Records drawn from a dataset

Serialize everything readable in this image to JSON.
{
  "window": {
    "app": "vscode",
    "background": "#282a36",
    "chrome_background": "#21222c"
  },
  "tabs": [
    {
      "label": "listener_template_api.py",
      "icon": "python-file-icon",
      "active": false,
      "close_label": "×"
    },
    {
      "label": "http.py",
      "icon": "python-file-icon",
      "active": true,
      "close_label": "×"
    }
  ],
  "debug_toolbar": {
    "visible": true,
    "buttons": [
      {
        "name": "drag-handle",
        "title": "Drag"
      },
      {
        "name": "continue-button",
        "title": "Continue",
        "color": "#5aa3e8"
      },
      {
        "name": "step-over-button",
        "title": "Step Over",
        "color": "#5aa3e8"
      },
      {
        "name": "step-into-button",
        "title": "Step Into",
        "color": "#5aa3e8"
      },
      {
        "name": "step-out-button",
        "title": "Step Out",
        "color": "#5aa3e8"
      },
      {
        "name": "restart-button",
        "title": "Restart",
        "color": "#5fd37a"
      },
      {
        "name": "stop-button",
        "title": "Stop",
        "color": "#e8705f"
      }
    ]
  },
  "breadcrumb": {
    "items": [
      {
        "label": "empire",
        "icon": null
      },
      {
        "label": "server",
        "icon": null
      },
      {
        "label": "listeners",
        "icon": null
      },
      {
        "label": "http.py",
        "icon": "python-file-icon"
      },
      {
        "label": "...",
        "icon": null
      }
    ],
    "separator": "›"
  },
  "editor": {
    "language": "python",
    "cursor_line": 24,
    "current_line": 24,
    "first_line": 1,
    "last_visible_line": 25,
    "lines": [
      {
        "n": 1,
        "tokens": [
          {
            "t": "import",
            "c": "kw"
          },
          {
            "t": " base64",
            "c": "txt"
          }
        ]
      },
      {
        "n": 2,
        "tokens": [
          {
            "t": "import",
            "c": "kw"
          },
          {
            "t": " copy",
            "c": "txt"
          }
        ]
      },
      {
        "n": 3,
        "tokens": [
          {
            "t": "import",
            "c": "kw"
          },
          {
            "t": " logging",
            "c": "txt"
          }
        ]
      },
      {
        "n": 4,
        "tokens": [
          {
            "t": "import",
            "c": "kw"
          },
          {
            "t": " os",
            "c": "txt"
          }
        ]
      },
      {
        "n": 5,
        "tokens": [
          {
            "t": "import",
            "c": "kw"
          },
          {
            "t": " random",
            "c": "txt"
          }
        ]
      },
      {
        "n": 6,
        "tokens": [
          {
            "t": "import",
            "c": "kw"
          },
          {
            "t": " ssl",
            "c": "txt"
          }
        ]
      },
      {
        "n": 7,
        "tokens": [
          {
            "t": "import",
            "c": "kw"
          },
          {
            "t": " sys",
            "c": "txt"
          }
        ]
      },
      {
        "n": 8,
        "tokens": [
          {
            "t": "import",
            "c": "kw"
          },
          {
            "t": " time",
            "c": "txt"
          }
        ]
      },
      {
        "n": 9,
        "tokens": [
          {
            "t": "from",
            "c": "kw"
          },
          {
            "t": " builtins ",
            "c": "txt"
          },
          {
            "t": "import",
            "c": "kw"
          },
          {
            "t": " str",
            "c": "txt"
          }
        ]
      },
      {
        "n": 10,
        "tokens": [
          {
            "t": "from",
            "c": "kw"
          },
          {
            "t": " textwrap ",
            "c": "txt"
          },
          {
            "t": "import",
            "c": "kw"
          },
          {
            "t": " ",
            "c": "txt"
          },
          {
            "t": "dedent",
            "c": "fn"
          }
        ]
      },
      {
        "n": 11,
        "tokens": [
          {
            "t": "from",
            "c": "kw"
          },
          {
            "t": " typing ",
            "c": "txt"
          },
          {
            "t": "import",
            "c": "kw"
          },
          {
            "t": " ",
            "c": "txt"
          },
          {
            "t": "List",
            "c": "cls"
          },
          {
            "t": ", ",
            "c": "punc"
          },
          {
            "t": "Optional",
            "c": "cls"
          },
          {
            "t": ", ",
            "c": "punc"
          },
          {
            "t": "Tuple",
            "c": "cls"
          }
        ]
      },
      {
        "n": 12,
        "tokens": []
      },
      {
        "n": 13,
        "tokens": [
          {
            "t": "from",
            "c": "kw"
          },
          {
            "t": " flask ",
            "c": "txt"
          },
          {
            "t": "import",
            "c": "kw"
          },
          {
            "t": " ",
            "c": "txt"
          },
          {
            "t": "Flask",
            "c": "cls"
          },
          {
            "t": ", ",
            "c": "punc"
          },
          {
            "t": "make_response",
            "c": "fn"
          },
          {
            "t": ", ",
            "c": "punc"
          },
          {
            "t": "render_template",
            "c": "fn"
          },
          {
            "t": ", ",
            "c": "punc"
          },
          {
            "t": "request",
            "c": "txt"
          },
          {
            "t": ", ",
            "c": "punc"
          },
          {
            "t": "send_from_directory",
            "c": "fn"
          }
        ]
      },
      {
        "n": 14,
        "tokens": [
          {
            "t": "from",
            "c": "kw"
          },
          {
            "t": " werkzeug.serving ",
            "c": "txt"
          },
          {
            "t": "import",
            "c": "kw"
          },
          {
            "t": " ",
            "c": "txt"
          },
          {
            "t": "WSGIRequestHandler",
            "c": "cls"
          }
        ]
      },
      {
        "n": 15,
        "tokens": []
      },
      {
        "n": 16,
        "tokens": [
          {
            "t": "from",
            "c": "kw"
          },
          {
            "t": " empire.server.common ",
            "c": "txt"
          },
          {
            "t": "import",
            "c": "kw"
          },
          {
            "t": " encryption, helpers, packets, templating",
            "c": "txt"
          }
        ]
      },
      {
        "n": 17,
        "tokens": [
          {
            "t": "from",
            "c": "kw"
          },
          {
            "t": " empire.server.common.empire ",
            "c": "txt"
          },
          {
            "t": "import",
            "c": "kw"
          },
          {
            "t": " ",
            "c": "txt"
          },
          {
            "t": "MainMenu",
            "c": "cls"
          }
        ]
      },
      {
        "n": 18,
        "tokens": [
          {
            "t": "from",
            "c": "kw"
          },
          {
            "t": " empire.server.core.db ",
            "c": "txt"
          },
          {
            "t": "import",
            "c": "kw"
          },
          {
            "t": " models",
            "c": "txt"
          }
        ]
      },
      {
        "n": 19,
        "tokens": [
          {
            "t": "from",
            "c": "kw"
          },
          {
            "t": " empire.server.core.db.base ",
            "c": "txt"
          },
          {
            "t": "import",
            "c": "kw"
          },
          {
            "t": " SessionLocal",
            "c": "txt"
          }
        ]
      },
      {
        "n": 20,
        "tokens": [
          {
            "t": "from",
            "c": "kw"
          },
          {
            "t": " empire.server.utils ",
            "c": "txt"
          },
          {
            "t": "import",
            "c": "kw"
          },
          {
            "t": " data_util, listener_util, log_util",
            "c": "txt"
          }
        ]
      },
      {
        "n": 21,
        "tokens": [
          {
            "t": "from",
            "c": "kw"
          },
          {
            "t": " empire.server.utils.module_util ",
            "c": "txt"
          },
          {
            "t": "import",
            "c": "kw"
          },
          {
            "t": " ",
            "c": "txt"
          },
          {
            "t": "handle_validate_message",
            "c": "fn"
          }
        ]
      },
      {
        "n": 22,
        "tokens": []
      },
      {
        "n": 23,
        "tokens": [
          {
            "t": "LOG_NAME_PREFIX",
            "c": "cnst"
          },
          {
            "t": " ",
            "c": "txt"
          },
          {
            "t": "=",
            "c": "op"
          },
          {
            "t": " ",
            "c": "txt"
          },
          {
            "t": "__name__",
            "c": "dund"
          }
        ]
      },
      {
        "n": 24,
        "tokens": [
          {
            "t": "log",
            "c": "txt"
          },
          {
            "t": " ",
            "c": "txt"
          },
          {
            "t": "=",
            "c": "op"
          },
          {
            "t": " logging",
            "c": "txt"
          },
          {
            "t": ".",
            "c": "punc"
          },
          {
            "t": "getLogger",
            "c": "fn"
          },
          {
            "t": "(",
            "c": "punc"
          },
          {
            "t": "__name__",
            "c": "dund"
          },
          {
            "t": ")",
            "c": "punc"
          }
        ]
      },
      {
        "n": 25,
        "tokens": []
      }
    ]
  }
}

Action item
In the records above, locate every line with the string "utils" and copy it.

Result of the exercise
            "t": " empire.server.utils ",
            "t": " empire.server.utils.module_util ",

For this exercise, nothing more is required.